It’s Amazon’s cloud, and now it wants the enterprise market for itself
© Amazon / TTV
Amazon Web Services powers some of the world’s most disruptive and innovative cloud-based services. Dropbox springs to mind, as do Box, Huddle and even Netflix. And there are many others. All of these market-leading services use, to varying degrees, Amazon’s cloud.
But whilst Amazon has until now been happy to collect regular usage payments from these companies, and the many hundreds of thousands of others, it appears that it wants more. Amazon built its cloud, so why shouldn’t it benefit more? Why should other OTT companies make millions and attract sky-high valuations off the back of Amazon’s infrastructure?
Enter Zocalo, the Spanish-named new managed, secure, enterprise storage and sharing service from Amazon. With Zocalo, says Amazon, customers can store, share, and gather feedback on documents, spreadsheets, presentations, web pages, images, PDFs, or text files – all from the device of their choice. Google and Microsoft take note: Amazon is coming after your business.
“Customers have told us that they’re fed up with the cost, complexity, and performance of their existing old guard enterprise document and collaboration management tools,” said Noah Eisner, General Manager for Zocalo at Amazon Web Services. “AWS was increasingly being asked to provide an enterprise storage and sharing tool that was easy to use, allowed users to quickly collaborate with others, and met the strict security needs of their organizations. That’s what Amazon Zocalo was built to do.”
Amazon Zocalo claims to be able to integrate with existing corporate directories, and provides administrators with flexible sharing rules, audit logs, and control of the location where data is stored. For $5 per user per month, Amazon Zocalo provides a fully managed service with 200GB of storage.
Amazon is hoping that the security and administration features in Zocalo will persuade enterprise customers to use its service rather than the more consumer-focused Google Docs. All data stored in Zocalo is encrypted in transit and at rest, and administrators can set policies to control users’ sharing behaviour, choose the AWS Region where users’ data is stored, and view audit logs to track file and user activity.

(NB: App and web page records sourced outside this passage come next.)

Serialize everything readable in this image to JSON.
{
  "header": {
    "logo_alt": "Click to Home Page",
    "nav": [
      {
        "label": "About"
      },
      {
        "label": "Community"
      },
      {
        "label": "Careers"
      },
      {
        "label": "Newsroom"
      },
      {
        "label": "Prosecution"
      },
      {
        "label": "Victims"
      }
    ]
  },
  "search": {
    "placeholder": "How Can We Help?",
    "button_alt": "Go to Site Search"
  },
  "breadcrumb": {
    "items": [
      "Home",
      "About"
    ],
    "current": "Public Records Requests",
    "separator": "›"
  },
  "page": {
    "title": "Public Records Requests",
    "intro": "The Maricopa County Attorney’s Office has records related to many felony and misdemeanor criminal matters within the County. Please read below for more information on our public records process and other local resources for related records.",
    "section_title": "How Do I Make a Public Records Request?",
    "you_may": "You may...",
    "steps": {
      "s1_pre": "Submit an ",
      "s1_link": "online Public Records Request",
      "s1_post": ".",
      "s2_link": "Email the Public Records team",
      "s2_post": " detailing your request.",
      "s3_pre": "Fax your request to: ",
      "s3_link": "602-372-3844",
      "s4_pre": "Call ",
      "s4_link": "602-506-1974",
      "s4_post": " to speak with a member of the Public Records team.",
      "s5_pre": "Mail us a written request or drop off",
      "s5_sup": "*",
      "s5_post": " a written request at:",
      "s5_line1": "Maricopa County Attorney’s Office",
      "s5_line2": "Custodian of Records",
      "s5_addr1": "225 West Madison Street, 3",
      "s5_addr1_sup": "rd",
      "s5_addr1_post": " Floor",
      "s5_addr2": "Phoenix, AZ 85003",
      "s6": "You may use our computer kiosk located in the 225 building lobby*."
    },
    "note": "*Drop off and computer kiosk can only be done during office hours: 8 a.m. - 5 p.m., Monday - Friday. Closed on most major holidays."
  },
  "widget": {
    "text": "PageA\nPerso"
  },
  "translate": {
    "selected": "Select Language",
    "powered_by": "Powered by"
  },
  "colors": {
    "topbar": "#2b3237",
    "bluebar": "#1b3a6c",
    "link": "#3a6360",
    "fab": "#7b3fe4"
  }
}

Users can access data stored in Zocalo and view and leave feedback anywhere – whether from laptops, iPads or Android tablets. Zocalo can sync files across devices to ensure files are available anywhere and anytime. Amazon WorkSpaces, AWS’s virtual desktop in the cloud service, is integrated with Zocalo, and all WorkSpaces customers get Zocalo for free with up to 50GB of storage.
Amazon believes that enterprise document and collaboration systems have tried to be too many things to users, and ended up becoming overly complex and expensive for both users and IT organisations. As a result, enterprises have to either use email to share documents and files, or work around the complexity and high cost. Hence the development of Zocalo.

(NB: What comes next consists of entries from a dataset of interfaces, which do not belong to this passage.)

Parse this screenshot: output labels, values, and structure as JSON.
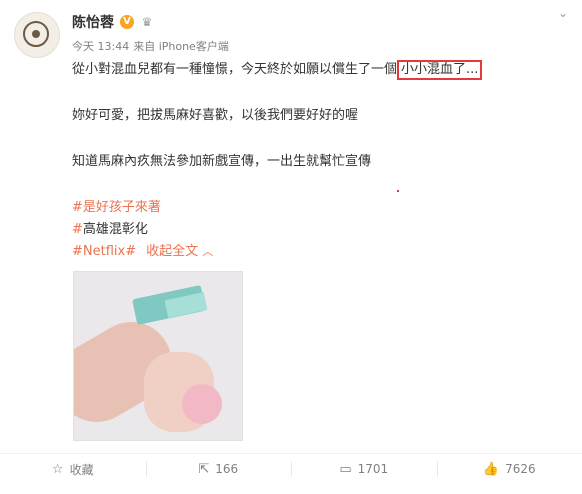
{
  "post": {
    "author": "陈怡蓉",
    "verified_badge": "V",
    "meta": {
      "time": "今天 13:44",
      "source": "来自 iPhone客户端"
    },
    "text": {
      "line1_prefix": "從小對混血兒都有一種憧憬，今天終於如願以償生了一個",
      "line1_highlight": "小小混血了...",
      "line2": "妳好可愛，把拔馬麻好喜歡，以後我們要好好的喔",
      "line3": "知道馬麻內疚無法參加新戲宣傳，一出生就幫忙宣傳",
      "tag1": "#是好孩子來著",
      "tag2_hash": "#",
      "tag2_text": "高雄混彰化",
      "tag3": "#Netflix#",
      "collapse": "收起全文"
    },
    "icons": {
      "more": "chevron-down-icon",
      "crown": "crown-icon"
    }
  },
  "actions": {
    "favorite": {
      "label": "收藏",
      "icon": "star-icon"
    },
    "repost": {
      "count": "166",
      "icon": "repost-icon"
    },
    "comment": {
      "count": "1701",
      "icon": "comment-icon"
    },
    "like": {
      "count": "7626",
      "icon": "thumbs-up-icon"
    }
  },
  "colors": {
    "accent": "#eb7350",
    "highlight_border": "#e23b3b",
    "verified": "#f5a623"
  }
}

“This is a true enterprise application, and as such, it integrates with the enterprise services you actually have,” said company CTO Werner Vogels at Amazon’s AWS 2014 Summit in New York yesterday.
Will it impact the likes of Dropbox, Box or Huddle, who all offer varying degrees of storage and collaboration? Or is the market still too young for any direct impact? There is every chance that demand still outstrips supply, and that the race to control this sector has only just begun.
Zocalo, which is Spanish for town plaza, is available from today as a limited preview.
During its AWS summit, Amazon also announced new services for mobile developers, making it easier to build, deploy, and scale mobile applications. Amazon Cognito is a new service that provides user identity and data synchronization that lets developers create apps that authenticate users through popular public login providers; Amazon Mobile Analytics service allows developers to collect and analyze app usage data and delivers reports within an hour of data being sent; and there is also a new unified Mobile SDK.
Amazon says that whilst many app developers use the AWS Cloud as infrastructure building blocks for their back-end services, they still have to spend time on connecting apps to storage and database services and integrating core functionality. “With Amazon Cognito, Amazon Mobile Analytics, and the AWS Mobile SDK,” said Amazon in a press statement, “developers are now able to focus more of their energy on what matters, the differentiated functionality of their app that attracts and retains end users.”